• Problem requirements
Given the listing that follows, report all lines in which the string "true" occurs.

• Source material
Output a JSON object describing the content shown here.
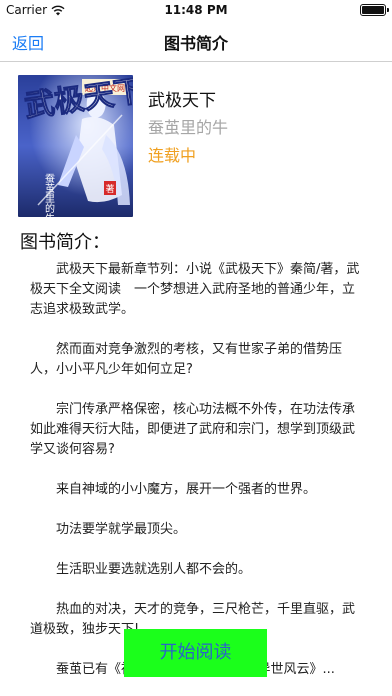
{
  "status_bar": {
    "carrier": "Carrier",
    "time": "11:48 PM"
  },
  "nav": {
    "back_label": "返回",
    "title": "图书简介"
  },
  "book": {
    "cover_title": "武极天下",
    "cover_author": "蚕茧里的牛",
    "cover_author_suffix": "著",
    "cover_publisher": "起点中文网",
    "title": "武极天下",
    "author": "蚕茧里的牛",
    "status": "连载中"
  },
  "section_title": "图书简介：",
  "intro": {
    "paragraphs": [
      "武极天下最新章节列：小说《武极天下》秦简/著，武极天下全文阅读　一个梦想进入武府圣地的普通少年，立志追求极致武学。",
      "然而面对竞争激烈的考核，又有世家子弟的借势压人，小小平凡少年如何立足?",
      "宗门传承严格保密，核心功法概不外传，在功法传承如此难得天衍大陆，即便进了武府和宗门，想学到顶级武学又谈何容易?",
      "来自神域的小小魔方，展开一个强者的世界。",
      "功法要学就学最顶尖。",
      "生活职业要选就选别人都不会的。",
      "热血的对决，天才的竞争，三尺枪芒，千里直驱，武道极致，独步天下!",
      "蚕茧已有《神偷化身》《魔兽多塔之异世风云》..."
    ]
  },
  "start_button": {
    "label": "开始阅读"
  },
  "colors": {
    "link": "#1a7cf5",
    "status": "#f0a020",
    "author": "#a6a6a6",
    "button_bg": "#1bff1b",
    "button_text": "#2a64c8"
  },
  "icons": [
    "wifi-icon",
    "battery-icon"
  ]
}
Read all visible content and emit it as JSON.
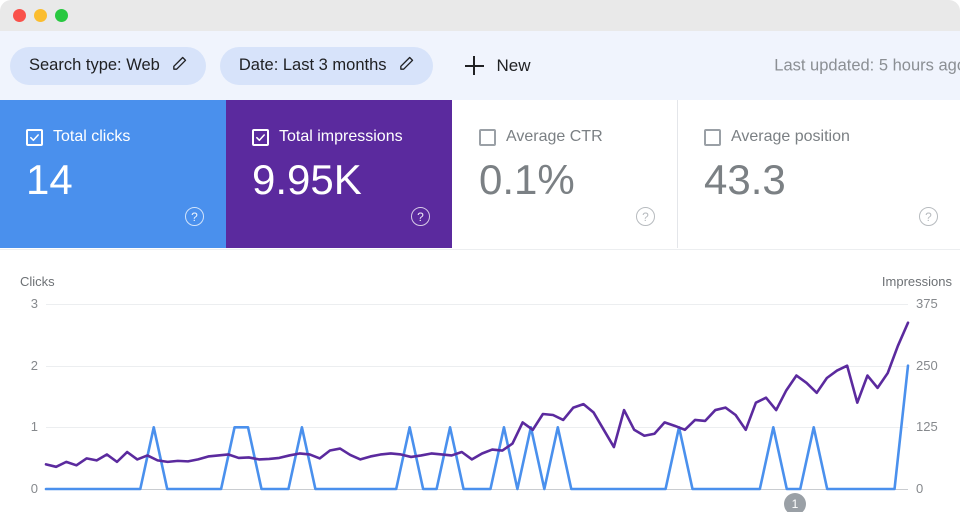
{
  "window": {
    "lights": [
      {
        "name": "close",
        "color": "#f9514a"
      },
      {
        "name": "minimize",
        "color": "#fbbd2e"
      },
      {
        "name": "zoom",
        "color": "#28c840"
      }
    ]
  },
  "toolbar": {
    "chips": [
      {
        "label": "Search type: Web",
        "icon": "pencil-icon"
      },
      {
        "label": "Date: Last 3 months",
        "icon": "pencil-icon"
      }
    ],
    "new_label": "New",
    "last_updated": "Last updated: 5 hours ago"
  },
  "cards": [
    {
      "label": "Total clicks",
      "value": "14",
      "checked": true,
      "bg": "#4a90ed",
      "help": "?"
    },
    {
      "label": "Total impressions",
      "value": "9.95K",
      "checked": true,
      "bg": "#5b2a9e",
      "help": "?"
    },
    {
      "label": "Average CTR",
      "value": "0.1%",
      "checked": false,
      "bg": "#ffffff",
      "help": "?"
    },
    {
      "label": "Average position",
      "value": "43.3",
      "checked": false,
      "bg": "#ffffff",
      "help": "?"
    }
  ],
  "chart_footer_badge": "1",
  "chart_data": {
    "type": "line",
    "title": "",
    "xlabel": "",
    "grid": true,
    "legend_position": "none",
    "axes": {
      "left": {
        "label": "Clicks",
        "ticks": [
          3,
          2,
          1,
          0
        ],
        "min": 0,
        "max": 3,
        "color": "#4a90ed"
      },
      "right": {
        "label": "Impressions",
        "ticks": [
          375,
          250,
          125,
          0
        ],
        "min": 0,
        "max": 375,
        "color": "#5b2a9e"
      }
    },
    "series": [
      {
        "name": "Clicks",
        "axis": "left",
        "color": "#4a90ed",
        "values": [
          0,
          0,
          0,
          0,
          0,
          0,
          0,
          0,
          1,
          0,
          0,
          0,
          0,
          0,
          1,
          1,
          0,
          0,
          0,
          1,
          0,
          0,
          0,
          0,
          0,
          0,
          0,
          1,
          0,
          0,
          1,
          0,
          0,
          0,
          1,
          0,
          1,
          0,
          1,
          0,
          0,
          0,
          0,
          0,
          0,
          0,
          0,
          1,
          0,
          0,
          0,
          0,
          0,
          0,
          1,
          0,
          0,
          1,
          0,
          0,
          0,
          0,
          0,
          0,
          2
        ]
      },
      {
        "name": "Impressions",
        "axis": "right",
        "color": "#5b2a9e",
        "values": [
          50,
          45,
          55,
          48,
          62,
          58,
          70,
          55,
          75,
          60,
          68,
          58,
          55,
          57,
          56,
          60,
          66,
          68,
          70,
          63,
          64,
          60,
          61,
          63,
          68,
          72,
          70,
          62,
          78,
          82,
          69,
          60,
          66,
          70,
          72,
          70,
          65,
          68,
          72,
          70,
          68,
          75,
          60,
          72,
          80,
          78,
          92,
          135,
          120,
          152,
          150,
          140,
          165,
          172,
          155,
          120,
          85,
          160,
          120,
          108,
          112,
          135,
          128,
          120,
          140,
          138,
          160,
          165,
          150,
          120,
          175,
          185,
          160,
          200,
          230,
          215,
          195,
          225,
          240,
          250,
          175,
          230,
          205,
          235,
          290,
          337
        ]
      }
    ]
  }
}
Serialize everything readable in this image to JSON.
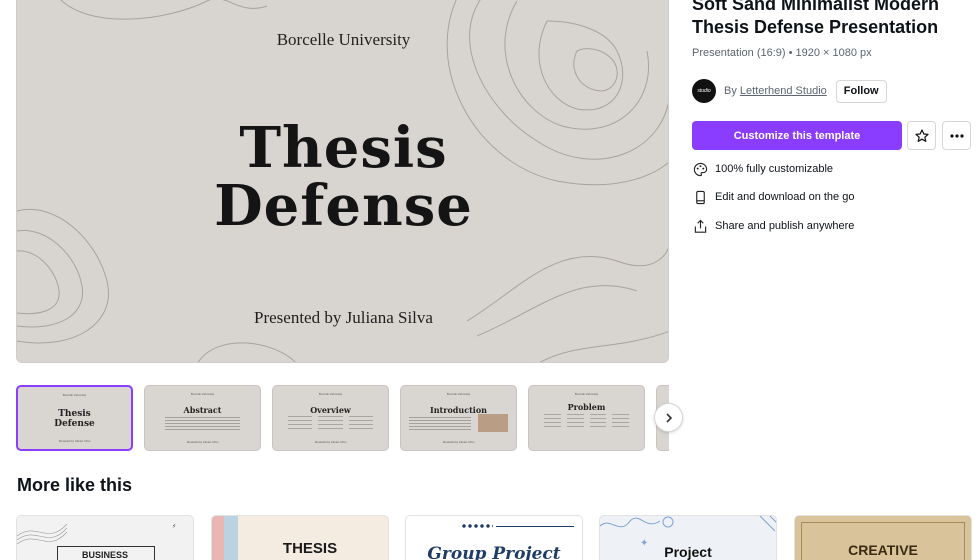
{
  "preview": {
    "university": "Borcelle University",
    "title_line1": "Thesis",
    "title_line2": "Defense",
    "presenter": "Presented by Juliana Silva"
  },
  "thumbnails": [
    {
      "header": "Borcelle University",
      "title": "Thesis Defense",
      "footer": "Presented by Juliana Silva",
      "active": true
    },
    {
      "header": "Borcelle University",
      "title": "Abstract",
      "footer": "Presented by Juliana Silva"
    },
    {
      "header": "Borcelle University",
      "title": "Overview",
      "footer": "Presented by Juliana Silva"
    },
    {
      "header": "Borcelle University",
      "title": "Introduction",
      "footer": "Presented by Juliana Silva"
    },
    {
      "header": "Borcelle University",
      "title": "Problem",
      "footer": ""
    }
  ],
  "more": {
    "heading": "More like this",
    "cards": [
      {
        "label": "BUSINESS",
        "bg": "#f2f2f2",
        "color": "#222222"
      },
      {
        "label": "THESIS",
        "bg": "#f4ece1",
        "color": "#1a1a1a"
      },
      {
        "label": "Group Project",
        "bg": "#ffffff",
        "color": "#1f3c66"
      },
      {
        "label": "Project",
        "bg": "#eef1f6",
        "color": "#111111"
      },
      {
        "label": "CREATIVE",
        "bg": "#d9c39a",
        "color": "#3a2a12"
      }
    ]
  },
  "template": {
    "title": "Soft Sand Minimalist Modern Thesis Defense Presentation",
    "meta": "Presentation (16:9) • 1920 × 1080 px",
    "by_prefix": "By",
    "author": "Letterhend Studio",
    "follow": "Follow",
    "customize": "Customize this template",
    "star_icon": "star-icon",
    "more_icon": "more-horizontal-icon"
  },
  "features": [
    {
      "icon": "palette-icon",
      "label": "100% fully customizable"
    },
    {
      "icon": "mobile-icon",
      "label": "Edit and download on the go"
    },
    {
      "icon": "share-icon",
      "label": "Share and publish anywhere"
    }
  ],
  "colors": {
    "accent": "#8b3dff",
    "slide_bg": "#d8d4cf"
  }
}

• Written answer
      "checked": true,
      "checked": true,
    "grid": true,
      "active": true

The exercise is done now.